## [Task details]
Without any pictures, restate the full set of records below exactly.
___ Dataset ___
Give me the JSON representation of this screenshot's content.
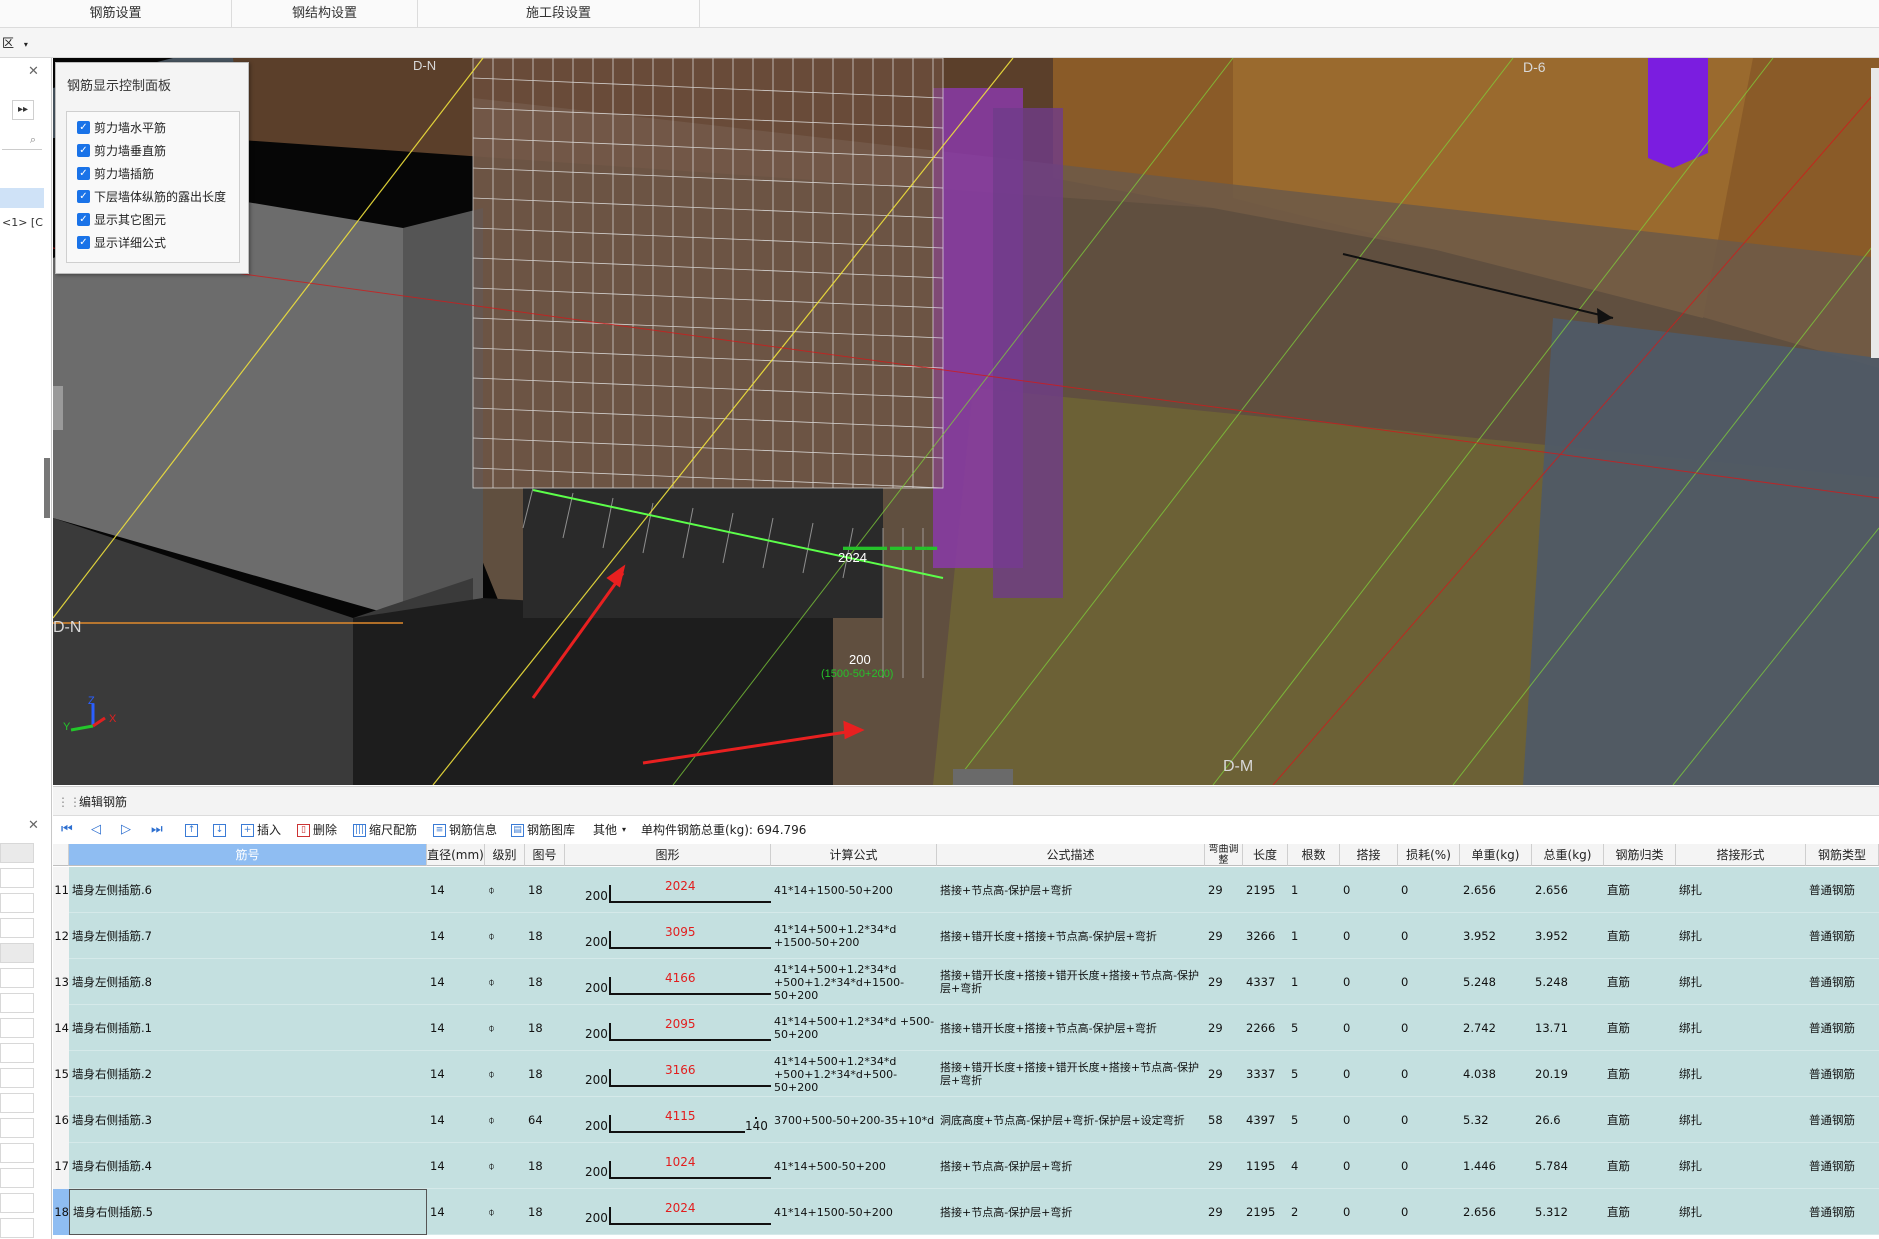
{
  "top_tabs": [
    "钢筋设置",
    "钢结构设置",
    "施工段设置"
  ],
  "region_select": "区",
  "left_panel": {
    "text_1": "<1> [C"
  },
  "control_panel": {
    "title": "钢筋显示控制面板",
    "items": [
      {
        "label": "剪力墙水平筋",
        "checked": true
      },
      {
        "label": "剪力墙垂直筋",
        "checked": true
      },
      {
        "label": "剪力墙插筋",
        "checked": true
      },
      {
        "label": "下层墙体纵筋的露出长度",
        "checked": true
      },
      {
        "label": "显示其它图元",
        "checked": true
      },
      {
        "label": "显示详细公式",
        "checked": true
      }
    ]
  },
  "viewport": {
    "axis_labels": [
      "D-N",
      "D-M",
      "D-6",
      "D-N"
    ],
    "dim_labels": [
      "2024",
      "200"
    ],
    "dim_sub_labels": [
      "(1500-50+200)"
    ],
    "axis_triad": {
      "x": "X",
      "y": "Y",
      "z": "Z"
    },
    "arrow_color": "#e82020"
  },
  "edit_panel": {
    "title": "编辑钢筋",
    "toolbar": {
      "insert": "插入",
      "delete": "删除",
      "scale_rebar": "缩尺配筋",
      "rebar_info": "钢筋信息",
      "rebar_library": "钢筋图库",
      "other": "其他",
      "total_weight": "单构件钢筋总重(kg): 694.796"
    },
    "columns": [
      "筋号",
      "直径(mm)",
      "级别",
      "图号",
      "图形",
      "计算公式",
      "公式描述",
      "弯曲调整",
      "长度",
      "根数",
      "搭接",
      "损耗(%)",
      "单重(kg)",
      "总重(kg)",
      "钢筋归类",
      "搭接形式",
      "钢筋类型"
    ],
    "rows": [
      {
        "num": "11",
        "name": "墙身左侧插筋.6",
        "dia": "14",
        "grade": "⌽",
        "fig": "18",
        "shape_left": "200",
        "shape_value": "2024",
        "shape_right": "",
        "formula": "41*14+1500-50+200",
        "desc": "搭接+节点高-保护层+弯折",
        "bend": "29",
        "length": "2195",
        "count": "1",
        "lap": "0",
        "loss": "0",
        "unit_w": "2.656",
        "total_w": "2.656",
        "category": "直筋",
        "lap_type": "绑扎",
        "type": "普通钢筋"
      },
      {
        "num": "12",
        "name": "墙身左侧插筋.7",
        "dia": "14",
        "grade": "⌽",
        "fig": "18",
        "shape_left": "200",
        "shape_value": "3095",
        "shape_right": "",
        "formula": "41*14+500+1.2*34*d +1500-50+200",
        "desc": "搭接+错开长度+搭接+节点高-保护层+弯折",
        "bend": "29",
        "length": "3266",
        "count": "1",
        "lap": "0",
        "loss": "0",
        "unit_w": "3.952",
        "total_w": "3.952",
        "category": "直筋",
        "lap_type": "绑扎",
        "type": "普通钢筋"
      },
      {
        "num": "13",
        "name": "墙身左侧插筋.8",
        "dia": "14",
        "grade": "⌽",
        "fig": "18",
        "shape_left": "200",
        "shape_value": "4166",
        "shape_right": "",
        "formula": "41*14+500+1.2*34*d +500+1.2*34*d+1500-50+200",
        "desc": "搭接+错开长度+搭接+错开长度+搭接+节点高-保护层+弯折",
        "bend": "29",
        "length": "4337",
        "count": "1",
        "lap": "0",
        "loss": "0",
        "unit_w": "5.248",
        "total_w": "5.248",
        "category": "直筋",
        "lap_type": "绑扎",
        "type": "普通钢筋"
      },
      {
        "num": "14",
        "name": "墙身右侧插筋.1",
        "dia": "14",
        "grade": "⌽",
        "fig": "18",
        "shape_left": "200",
        "shape_value": "2095",
        "shape_right": "",
        "formula": "41*14+500+1.2*34*d +500-50+200",
        "desc": "搭接+错开长度+搭接+节点高-保护层+弯折",
        "bend": "29",
        "length": "2266",
        "count": "5",
        "lap": "0",
        "loss": "0",
        "unit_w": "2.742",
        "total_w": "13.71",
        "category": "直筋",
        "lap_type": "绑扎",
        "type": "普通钢筋"
      },
      {
        "num": "15",
        "name": "墙身右侧插筋.2",
        "dia": "14",
        "grade": "⌽",
        "fig": "18",
        "shape_left": "200",
        "shape_value": "3166",
        "shape_right": "",
        "formula": "41*14+500+1.2*34*d +500+1.2*34*d+500-50+200",
        "desc": "搭接+错开长度+搭接+错开长度+搭接+节点高-保护层+弯折",
        "bend": "29",
        "length": "3337",
        "count": "5",
        "lap": "0",
        "loss": "0",
        "unit_w": "4.038",
        "total_w": "20.19",
        "category": "直筋",
        "lap_type": "绑扎",
        "type": "普通钢筋"
      },
      {
        "num": "16",
        "name": "墙身右侧插筋.3",
        "dia": "14",
        "grade": "⌽",
        "fig": "64",
        "shape_left": "200",
        "shape_value": "4115",
        "shape_right": "140",
        "formula": "3700+500-50+200-35+10*d",
        "desc": "洞底高度+节点高-保护层+弯折-保护层+设定弯折",
        "bend": "58",
        "length": "4397",
        "count": "5",
        "lap": "0",
        "loss": "0",
        "unit_w": "5.32",
        "total_w": "26.6",
        "category": "直筋",
        "lap_type": "绑扎",
        "type": "普通钢筋"
      },
      {
        "num": "17",
        "name": "墙身右侧插筋.4",
        "dia": "14",
        "grade": "⌽",
        "fig": "18",
        "shape_left": "200",
        "shape_value": "1024",
        "shape_right": "",
        "formula": "41*14+500-50+200",
        "desc": "搭接+节点高-保护层+弯折",
        "bend": "29",
        "length": "1195",
        "count": "4",
        "lap": "0",
        "loss": "0",
        "unit_w": "1.446",
        "total_w": "5.784",
        "category": "直筋",
        "lap_type": "绑扎",
        "type": "普通钢筋"
      },
      {
        "num": "18",
        "name": "墙身右侧插筋.5",
        "dia": "14",
        "grade": "⌽",
        "fig": "18",
        "shape_left": "200",
        "shape_value": "2024",
        "shape_right": "",
        "formula": "41*14+1500-50+200",
        "desc": "搭接+节点高-保护层+弯折",
        "bend": "29",
        "length": "2195",
        "count": "2",
        "lap": "0",
        "loss": "0",
        "unit_w": "2.656",
        "total_w": "5.312",
        "category": "直筋",
        "lap_type": "绑扎",
        "type": "普通钢筋"
      }
    ]
  }
}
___
## [Task output]
Give me the JSON representation of this screenshot's content.
{
  "top_tabs": [
    "钢筋设置",
    "钢结构设置",
    "施工段设置"
  ],
  "region_select": "区",
  "left_panel": {
    "text_1": "<1> [C"
  },
  "control_panel": {
    "title": "钢筋显示控制面板",
    "items": [
      {
        "label": "剪力墙水平筋",
        "checked": true
      },
      {
        "label": "剪力墙垂直筋",
        "checked": true
      },
      {
        "label": "剪力墙插筋",
        "checked": true
      },
      {
        "label": "下层墙体纵筋的露出长度",
        "checked": true
      },
      {
        "label": "显示其它图元",
        "checked": true
      },
      {
        "label": "显示详细公式",
        "checked": true
      }
    ]
  },
  "viewport": {
    "axis_labels": [
      "D-N",
      "D-M",
      "D-6",
      "D-N"
    ],
    "dim_labels": [
      "2024",
      "200"
    ],
    "dim_sub_labels": [
      "(1500-50+200)"
    ],
    "axis_triad": {
      "x": "X",
      "y": "Y",
      "z": "Z"
    },
    "arrow_color": "#e82020"
  },
  "edit_panel": {
    "title": "编辑钢筋",
    "toolbar": {
      "insert": "插入",
      "delete": "删除",
      "scale_rebar": "缩尺配筋",
      "rebar_info": "钢筋信息",
      "rebar_library": "钢筋图库",
      "other": "其他",
      "total_weight": "单构件钢筋总重(kg): 694.796"
    },
    "columns": [
      "筋号",
      "直径(mm)",
      "级别",
      "图号",
      "图形",
      "计算公式",
      "公式描述",
      "弯曲调整",
      "长度",
      "根数",
      "搭接",
      "损耗(%)",
      "单重(kg)",
      "总重(kg)",
      "钢筋归类",
      "搭接形式",
      "钢筋类型"
    ],
    "rows": [
      {
        "num": "11",
        "name": "墙身左侧插筋.6",
        "dia": "14",
        "grade": "⌽",
        "fig": "18",
        "shape_left": "200",
        "shape_value": "2024",
        "shape_right": "",
        "formula": "41*14+1500-50+200",
        "desc": "搭接+节点高-保护层+弯折",
        "bend": "29",
        "length": "2195",
        "count": "1",
        "lap": "0",
        "loss": "0",
        "unit_w": "2.656",
        "total_w": "2.656",
        "category": "直筋",
        "lap_type": "绑扎",
        "type": "普通钢筋"
      },
      {
        "num": "12",
        "name": "墙身左侧插筋.7",
        "dia": "14",
        "grade": "⌽",
        "fig": "18",
        "shape_left": "200",
        "shape_value": "3095",
        "shape_right": "",
        "formula": "41*14+500+1.2*34*d +1500-50+200",
        "desc": "搭接+错开长度+搭接+节点高-保护层+弯折",
        "bend": "29",
        "length": "3266",
        "count": "1",
        "lap": "0",
        "loss": "0",
        "unit_w": "3.952",
        "total_w": "3.952",
        "category": "直筋",
        "lap_type": "绑扎",
        "type": "普通钢筋"
      },
      {
        "num": "13",
        "name": "墙身左侧插筋.8",
        "dia": "14",
        "grade": "⌽",
        "fig": "18",
        "shape_left": "200",
        "shape_value": "4166",
        "shape_right": "",
        "formula": "41*14+500+1.2*34*d +500+1.2*34*d+1500-50+200",
        "desc": "搭接+错开长度+搭接+错开长度+搭接+节点高-保护层+弯折",
        "bend": "29",
        "length": "4337",
        "count": "1",
        "lap": "0",
        "loss": "0",
        "unit_w": "5.248",
        "total_w": "5.248",
        "category": "直筋",
        "lap_type": "绑扎",
        "type": "普通钢筋"
      },
      {
        "num": "14",
        "name": "墙身右侧插筋.1",
        "dia": "14",
        "grade": "⌽",
        "fig": "18",
        "shape_left": "200",
        "shape_value": "2095",
        "shape_right": "",
        "formula": "41*14+500+1.2*34*d +500-50+200",
        "desc": "搭接+错开长度+搭接+节点高-保护层+弯折",
        "bend": "29",
        "length": "2266",
        "count": "5",
        "lap": "0",
        "loss": "0",
        "unit_w": "2.742",
        "total_w": "13.71",
        "category": "直筋",
        "lap_type": "绑扎",
        "type": "普通钢筋"
      },
      {
        "num": "15",
        "name": "墙身右侧插筋.2",
        "dia": "14",
        "grade": "⌽",
        "fig": "18",
        "shape_left": "200",
        "shape_value": "3166",
        "shape_right": "",
        "formula": "41*14+500+1.2*34*d +500+1.2*34*d+500-50+200",
        "desc": "搭接+错开长度+搭接+错开长度+搭接+节点高-保护层+弯折",
        "bend": "29",
        "length": "3337",
        "count": "5",
        "lap": "0",
        "loss": "0",
        "unit_w": "4.038",
        "total_w": "20.19",
        "category": "直筋",
        "lap_type": "绑扎",
        "type": "普通钢筋"
      },
      {
        "num": "16",
        "name": "墙身右侧插筋.3",
        "dia": "14",
        "grade": "⌽",
        "fig": "64",
        "shape_left": "200",
        "shape_value": "4115",
        "shape_right": "140",
        "formula": "3700+500-50+200-35+10*d",
        "desc": "洞底高度+节点高-保护层+弯折-保护层+设定弯折",
        "bend": "58",
        "length": "4397",
        "count": "5",
        "lap": "0",
        "loss": "0",
        "unit_w": "5.32",
        "total_w": "26.6",
        "category": "直筋",
        "lap_type": "绑扎",
        "type": "普通钢筋"
      },
      {
        "num": "17",
        "name": "墙身右侧插筋.4",
        "dia": "14",
        "grade": "⌽",
        "fig": "18",
        "shape_left": "200",
        "shape_value": "1024",
        "shape_right": "",
        "formula": "41*14+500-50+200",
        "desc": "搭接+节点高-保护层+弯折",
        "bend": "29",
        "length": "1195",
        "count": "4",
        "lap": "0",
        "loss": "0",
        "unit_w": "1.446",
        "total_w": "5.784",
        "category": "直筋",
        "lap_type": "绑扎",
        "type": "普通钢筋"
      },
      {
        "num": "18",
        "name": "墙身右侧插筋.5",
        "dia": "14",
        "grade": "⌽",
        "fig": "18",
        "shape_left": "200",
        "shape_value": "2024",
        "shape_right": "",
        "formula": "41*14+1500-50+200",
        "desc": "搭接+节点高-保护层+弯折",
        "bend": "29",
        "length": "2195",
        "count": "2",
        "lap": "0",
        "loss": "0",
        "unit_w": "2.656",
        "total_w": "5.312",
        "category": "直筋",
        "lap_type": "绑扎",
        "type": "普通钢筋"
      }
    ]
  }
}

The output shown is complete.